Oklahoma is a major producer of natural gas, oil, and agricultural products. It ranks third in the nation for production of natural gas, is the 27th most agriculturally productive state, and ranks fifth in the country in wheat production. It is the fifth largest producer of crude oil and has the second largest number of oil rigs in the country. Oklahoma is fifth in cattle production and fifth in the production of wheat. Poultry and swine are also major agricultural products. Other important industries include aviation, energy, transportation equipment, food processing, electronics, and telecommunications. The aerospace sector is also among Oklahoma's largest industries, with Tulsa being home to the largest airline maintenance base in the world. It is one of the top 10 states in aerospace engine manufacturing. It is the top manufacturer of tires in North America. Other manufacturing industries include biotechnology, meat processing, oil and gas equipment manufacturing, and air conditioner manufacturing. Four Fortune 500 companies are headquartered in the state, including one of the largest truck stop and convenience store chains in the country. There are also distribution centers of several large retailers located in the state. Oklahoma has more than 50 public, private, and independent colleges and universities, including four tribal colleges. The largest public institutions in the state are Oklahoma State University, University of Oklahoma, the University of Central Oklahoma, and Northeastern State University, all with several satellite campuses throughout the state. Oklahoma City University, University of Tulsa, and the two state universities rank among the best undergraduate business programs in the country.

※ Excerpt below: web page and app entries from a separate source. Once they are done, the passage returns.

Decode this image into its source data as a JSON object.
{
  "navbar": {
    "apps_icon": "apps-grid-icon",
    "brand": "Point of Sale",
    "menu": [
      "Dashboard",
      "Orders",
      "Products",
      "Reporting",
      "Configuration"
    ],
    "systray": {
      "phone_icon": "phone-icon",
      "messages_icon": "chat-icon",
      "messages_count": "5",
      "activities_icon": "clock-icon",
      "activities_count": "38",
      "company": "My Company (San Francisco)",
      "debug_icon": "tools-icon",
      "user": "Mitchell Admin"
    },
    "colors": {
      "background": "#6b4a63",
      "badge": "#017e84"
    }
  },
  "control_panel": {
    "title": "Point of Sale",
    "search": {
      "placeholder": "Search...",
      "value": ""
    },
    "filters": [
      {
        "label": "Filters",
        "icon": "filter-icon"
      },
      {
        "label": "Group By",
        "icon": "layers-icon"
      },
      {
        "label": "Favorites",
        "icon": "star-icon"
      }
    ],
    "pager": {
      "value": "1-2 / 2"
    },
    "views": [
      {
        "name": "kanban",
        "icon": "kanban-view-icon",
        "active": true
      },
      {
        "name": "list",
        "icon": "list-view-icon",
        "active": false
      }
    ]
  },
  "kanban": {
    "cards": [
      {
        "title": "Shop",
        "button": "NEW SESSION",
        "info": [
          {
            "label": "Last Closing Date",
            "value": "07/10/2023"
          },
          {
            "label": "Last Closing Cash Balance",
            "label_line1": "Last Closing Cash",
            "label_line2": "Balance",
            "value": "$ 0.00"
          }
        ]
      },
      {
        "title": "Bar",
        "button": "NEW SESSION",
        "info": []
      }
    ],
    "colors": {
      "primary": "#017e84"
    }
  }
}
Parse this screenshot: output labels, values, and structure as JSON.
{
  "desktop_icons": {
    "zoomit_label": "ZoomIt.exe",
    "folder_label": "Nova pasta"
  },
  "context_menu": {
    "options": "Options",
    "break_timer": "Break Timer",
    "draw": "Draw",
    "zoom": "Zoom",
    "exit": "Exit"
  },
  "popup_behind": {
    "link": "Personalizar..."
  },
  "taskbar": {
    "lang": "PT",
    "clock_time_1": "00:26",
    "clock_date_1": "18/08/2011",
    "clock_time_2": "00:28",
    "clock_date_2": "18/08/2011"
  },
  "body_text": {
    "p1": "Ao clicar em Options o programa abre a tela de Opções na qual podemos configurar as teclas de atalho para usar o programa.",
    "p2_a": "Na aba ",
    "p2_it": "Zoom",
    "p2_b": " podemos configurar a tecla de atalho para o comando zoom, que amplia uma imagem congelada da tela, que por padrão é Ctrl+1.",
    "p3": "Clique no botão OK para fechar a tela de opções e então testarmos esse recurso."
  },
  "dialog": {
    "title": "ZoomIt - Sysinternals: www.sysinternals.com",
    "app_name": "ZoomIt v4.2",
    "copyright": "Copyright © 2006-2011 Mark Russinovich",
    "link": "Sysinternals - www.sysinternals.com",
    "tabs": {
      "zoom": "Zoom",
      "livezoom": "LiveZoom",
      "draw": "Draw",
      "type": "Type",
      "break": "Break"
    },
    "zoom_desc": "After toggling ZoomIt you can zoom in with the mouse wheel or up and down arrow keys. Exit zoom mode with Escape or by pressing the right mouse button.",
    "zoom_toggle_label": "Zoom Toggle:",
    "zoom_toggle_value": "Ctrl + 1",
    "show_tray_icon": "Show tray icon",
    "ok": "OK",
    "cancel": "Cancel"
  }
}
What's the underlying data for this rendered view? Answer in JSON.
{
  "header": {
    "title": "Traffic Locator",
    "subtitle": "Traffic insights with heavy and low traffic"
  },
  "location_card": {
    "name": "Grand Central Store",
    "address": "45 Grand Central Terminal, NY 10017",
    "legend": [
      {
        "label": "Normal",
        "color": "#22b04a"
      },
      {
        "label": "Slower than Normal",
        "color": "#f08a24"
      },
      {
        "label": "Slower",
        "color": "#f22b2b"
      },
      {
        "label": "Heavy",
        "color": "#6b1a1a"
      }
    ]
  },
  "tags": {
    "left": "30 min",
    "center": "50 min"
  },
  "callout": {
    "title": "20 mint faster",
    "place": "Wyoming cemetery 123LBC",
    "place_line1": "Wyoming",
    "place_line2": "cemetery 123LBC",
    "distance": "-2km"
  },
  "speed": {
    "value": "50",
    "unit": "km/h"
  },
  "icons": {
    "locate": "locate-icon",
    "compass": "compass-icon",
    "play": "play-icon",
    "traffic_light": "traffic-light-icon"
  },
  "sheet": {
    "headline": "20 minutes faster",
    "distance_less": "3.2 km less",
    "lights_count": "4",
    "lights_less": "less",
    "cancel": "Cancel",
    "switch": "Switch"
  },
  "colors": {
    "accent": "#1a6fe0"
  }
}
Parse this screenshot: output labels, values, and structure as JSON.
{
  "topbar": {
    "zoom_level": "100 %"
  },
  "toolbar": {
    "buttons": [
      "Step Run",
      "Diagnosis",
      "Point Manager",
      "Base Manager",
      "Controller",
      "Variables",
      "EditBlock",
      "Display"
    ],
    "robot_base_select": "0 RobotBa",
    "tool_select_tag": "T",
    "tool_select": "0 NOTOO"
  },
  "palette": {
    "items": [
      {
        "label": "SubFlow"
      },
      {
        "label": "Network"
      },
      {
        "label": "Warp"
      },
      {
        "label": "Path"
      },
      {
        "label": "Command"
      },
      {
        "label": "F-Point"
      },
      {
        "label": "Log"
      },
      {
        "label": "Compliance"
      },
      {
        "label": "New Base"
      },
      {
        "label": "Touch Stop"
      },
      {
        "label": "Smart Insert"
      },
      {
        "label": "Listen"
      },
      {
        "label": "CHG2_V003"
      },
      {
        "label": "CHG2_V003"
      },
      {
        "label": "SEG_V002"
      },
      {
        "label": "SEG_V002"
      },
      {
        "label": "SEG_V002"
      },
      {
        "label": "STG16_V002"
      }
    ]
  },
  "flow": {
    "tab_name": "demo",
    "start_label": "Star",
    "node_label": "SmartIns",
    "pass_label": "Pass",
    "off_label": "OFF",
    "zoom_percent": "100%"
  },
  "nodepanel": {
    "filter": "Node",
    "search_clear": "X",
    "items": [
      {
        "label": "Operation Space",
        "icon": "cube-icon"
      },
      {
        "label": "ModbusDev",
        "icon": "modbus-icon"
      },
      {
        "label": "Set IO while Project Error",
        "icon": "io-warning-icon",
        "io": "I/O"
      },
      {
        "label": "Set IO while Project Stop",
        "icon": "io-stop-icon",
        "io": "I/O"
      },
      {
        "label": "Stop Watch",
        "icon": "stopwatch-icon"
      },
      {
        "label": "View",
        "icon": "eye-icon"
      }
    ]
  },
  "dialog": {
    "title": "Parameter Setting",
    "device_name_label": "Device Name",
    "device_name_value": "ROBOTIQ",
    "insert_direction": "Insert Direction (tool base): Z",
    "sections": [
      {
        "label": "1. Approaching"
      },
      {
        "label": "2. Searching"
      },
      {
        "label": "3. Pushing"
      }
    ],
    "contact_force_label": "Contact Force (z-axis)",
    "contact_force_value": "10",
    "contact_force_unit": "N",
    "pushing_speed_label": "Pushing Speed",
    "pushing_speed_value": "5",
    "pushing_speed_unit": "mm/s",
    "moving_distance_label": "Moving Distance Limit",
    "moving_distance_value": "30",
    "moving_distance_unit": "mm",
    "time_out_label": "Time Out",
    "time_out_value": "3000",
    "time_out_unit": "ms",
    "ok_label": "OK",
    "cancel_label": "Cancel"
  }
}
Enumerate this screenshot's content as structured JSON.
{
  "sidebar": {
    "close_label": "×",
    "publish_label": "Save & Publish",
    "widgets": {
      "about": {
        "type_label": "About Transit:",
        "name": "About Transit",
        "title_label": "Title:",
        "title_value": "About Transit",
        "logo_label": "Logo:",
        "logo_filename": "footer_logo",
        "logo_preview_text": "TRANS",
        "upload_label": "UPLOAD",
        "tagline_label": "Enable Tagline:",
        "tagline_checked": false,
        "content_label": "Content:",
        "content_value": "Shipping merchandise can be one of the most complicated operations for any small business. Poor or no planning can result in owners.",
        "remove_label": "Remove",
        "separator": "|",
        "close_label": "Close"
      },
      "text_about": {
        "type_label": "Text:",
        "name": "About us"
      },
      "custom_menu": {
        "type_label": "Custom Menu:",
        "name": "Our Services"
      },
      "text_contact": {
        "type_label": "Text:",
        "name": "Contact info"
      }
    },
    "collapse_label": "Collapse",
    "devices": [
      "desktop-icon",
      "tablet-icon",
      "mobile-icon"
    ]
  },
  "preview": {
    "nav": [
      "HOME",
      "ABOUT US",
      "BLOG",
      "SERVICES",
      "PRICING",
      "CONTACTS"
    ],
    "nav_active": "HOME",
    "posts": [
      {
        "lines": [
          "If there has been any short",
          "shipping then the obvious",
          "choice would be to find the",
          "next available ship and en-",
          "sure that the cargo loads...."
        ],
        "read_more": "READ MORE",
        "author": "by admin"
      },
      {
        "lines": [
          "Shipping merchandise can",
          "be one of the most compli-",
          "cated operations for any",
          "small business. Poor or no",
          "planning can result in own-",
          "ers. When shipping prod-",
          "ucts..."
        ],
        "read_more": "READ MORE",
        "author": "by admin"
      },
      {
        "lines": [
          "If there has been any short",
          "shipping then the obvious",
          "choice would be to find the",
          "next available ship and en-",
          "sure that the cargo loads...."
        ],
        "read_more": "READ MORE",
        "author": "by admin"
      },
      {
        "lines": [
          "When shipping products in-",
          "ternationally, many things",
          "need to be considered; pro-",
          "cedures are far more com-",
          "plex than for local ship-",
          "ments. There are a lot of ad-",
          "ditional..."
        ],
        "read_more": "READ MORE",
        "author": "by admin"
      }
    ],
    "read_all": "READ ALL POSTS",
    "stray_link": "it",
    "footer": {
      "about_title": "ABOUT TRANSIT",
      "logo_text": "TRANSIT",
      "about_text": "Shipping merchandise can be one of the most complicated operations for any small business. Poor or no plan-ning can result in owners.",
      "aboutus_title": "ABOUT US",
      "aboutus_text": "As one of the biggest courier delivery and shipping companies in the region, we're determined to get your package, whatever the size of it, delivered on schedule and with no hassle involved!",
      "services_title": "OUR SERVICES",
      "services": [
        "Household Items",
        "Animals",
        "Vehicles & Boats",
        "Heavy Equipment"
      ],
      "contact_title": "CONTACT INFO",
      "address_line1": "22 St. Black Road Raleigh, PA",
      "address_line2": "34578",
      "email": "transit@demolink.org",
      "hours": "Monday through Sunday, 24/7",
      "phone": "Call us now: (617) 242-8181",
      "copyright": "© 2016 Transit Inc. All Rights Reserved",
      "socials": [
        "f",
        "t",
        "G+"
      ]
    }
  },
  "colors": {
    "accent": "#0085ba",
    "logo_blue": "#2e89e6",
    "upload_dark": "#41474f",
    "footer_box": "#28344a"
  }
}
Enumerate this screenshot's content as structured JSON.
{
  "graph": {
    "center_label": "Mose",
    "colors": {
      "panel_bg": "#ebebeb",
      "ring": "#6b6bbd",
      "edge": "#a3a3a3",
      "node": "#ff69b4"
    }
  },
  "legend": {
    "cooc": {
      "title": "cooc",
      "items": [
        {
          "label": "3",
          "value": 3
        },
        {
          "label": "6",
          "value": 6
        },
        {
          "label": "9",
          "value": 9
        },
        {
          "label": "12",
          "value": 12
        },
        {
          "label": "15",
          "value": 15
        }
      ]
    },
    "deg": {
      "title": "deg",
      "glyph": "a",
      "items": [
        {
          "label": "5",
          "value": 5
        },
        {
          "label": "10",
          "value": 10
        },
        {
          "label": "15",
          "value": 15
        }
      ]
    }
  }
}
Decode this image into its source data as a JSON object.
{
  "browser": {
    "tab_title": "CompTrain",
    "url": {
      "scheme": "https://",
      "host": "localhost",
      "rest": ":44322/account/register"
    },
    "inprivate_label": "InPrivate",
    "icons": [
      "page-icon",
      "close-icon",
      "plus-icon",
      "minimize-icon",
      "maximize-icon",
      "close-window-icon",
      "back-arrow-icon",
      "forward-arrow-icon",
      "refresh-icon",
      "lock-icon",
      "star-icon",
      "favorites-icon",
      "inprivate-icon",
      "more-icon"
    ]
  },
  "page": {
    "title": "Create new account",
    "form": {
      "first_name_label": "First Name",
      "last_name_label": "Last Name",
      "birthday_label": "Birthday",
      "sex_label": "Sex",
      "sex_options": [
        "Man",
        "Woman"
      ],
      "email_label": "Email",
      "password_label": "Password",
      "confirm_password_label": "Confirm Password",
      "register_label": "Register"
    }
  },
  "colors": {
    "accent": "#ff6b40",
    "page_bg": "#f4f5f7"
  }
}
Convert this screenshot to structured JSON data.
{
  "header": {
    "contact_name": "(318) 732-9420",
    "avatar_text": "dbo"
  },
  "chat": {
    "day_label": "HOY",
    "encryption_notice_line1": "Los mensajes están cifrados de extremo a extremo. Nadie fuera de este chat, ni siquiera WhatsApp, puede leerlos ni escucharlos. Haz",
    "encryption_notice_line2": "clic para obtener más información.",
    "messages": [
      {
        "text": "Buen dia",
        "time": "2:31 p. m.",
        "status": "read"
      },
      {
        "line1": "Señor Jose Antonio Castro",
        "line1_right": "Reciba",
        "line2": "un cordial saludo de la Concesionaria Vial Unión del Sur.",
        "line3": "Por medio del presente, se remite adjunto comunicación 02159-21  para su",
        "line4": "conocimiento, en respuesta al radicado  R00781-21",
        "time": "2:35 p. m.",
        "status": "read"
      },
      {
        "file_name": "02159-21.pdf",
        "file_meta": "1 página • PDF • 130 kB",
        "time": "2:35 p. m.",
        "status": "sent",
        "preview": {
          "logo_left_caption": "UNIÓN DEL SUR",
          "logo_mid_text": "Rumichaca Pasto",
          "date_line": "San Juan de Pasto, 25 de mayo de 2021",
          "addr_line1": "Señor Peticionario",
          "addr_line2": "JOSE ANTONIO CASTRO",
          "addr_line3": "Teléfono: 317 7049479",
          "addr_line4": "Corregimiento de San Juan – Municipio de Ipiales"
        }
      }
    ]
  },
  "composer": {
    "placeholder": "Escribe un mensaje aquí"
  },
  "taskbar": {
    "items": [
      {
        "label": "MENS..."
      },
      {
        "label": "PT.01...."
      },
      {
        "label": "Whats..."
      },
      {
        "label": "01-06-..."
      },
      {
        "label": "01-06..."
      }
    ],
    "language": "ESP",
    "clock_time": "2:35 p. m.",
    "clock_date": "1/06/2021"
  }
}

Most of Oklahoma lies in the Great Plains, Cross Timbers, and U.S. Interior Highlands, and the landscape contains mountain ranges, prairie, mesas, and forests. Oklahoma is one of four states to harbor more than 10 distinct ecological regions, with 11 in its borders, which is more per square mile than any other state. There are four primary mountain ranges: the Ouachita Mountains, the Arbuckle Mountains, the Wichita Mountains, and the Ozark Mountains. A portion of the Flint Hills stretches into the north central area of the state. The northwestern corner of the state has a rolling flat landscape with intermittent canyons and mesa ranges. The southwestern region is partial plains dotted with small island mountain ranges. The central region of the state is covered by transitional prairie and oak savannahs. The Ozark and Ouachita Mountains stretch west to east over the eastern third of the state. There are more than 500 named creeks and rivers in Oklahoma, and it holds the nation's highest number of artificial reservoirs, with more than 200 lakes created by dams. Oklahoma has more than 70 state and national protected parks and wildlife areas. Six percent of the state's 10 million acres of forest is public land, including part of the Ouachita National Forest, the oldest and largest national forest in the southern part of the country. Chickasaw National Recreation Area is the largest of the federally-protected areas, with 9,899 acres. Other notable parks include Wichita Mountains National Wildlife Refuge, Okmulgee State Park, including beautiful Okmulgee Lake, Robbers Cave State Park, with scenic bluffs and the hilly woodlands of the San Bois Mountains, Beavers Bend State Park, featuring a resort lodge, cabins, RV camping along the shores of Broken Bow Lake and the Mountain Fork River, Lake Texoma State Park, an 89,000-acre reservoir that is one of the most popular lake destinations in the country, and Alabaster Caverns State Park, featuring a three quarter-mile cavern formed of alabaster, a rare form of gypsum, the largest natural gypsum cave open to the public. There are also hundreds of sites throughout the state on the National Register of Historic Places, as well as museums and other places of interest featuring pioneer and Native American history.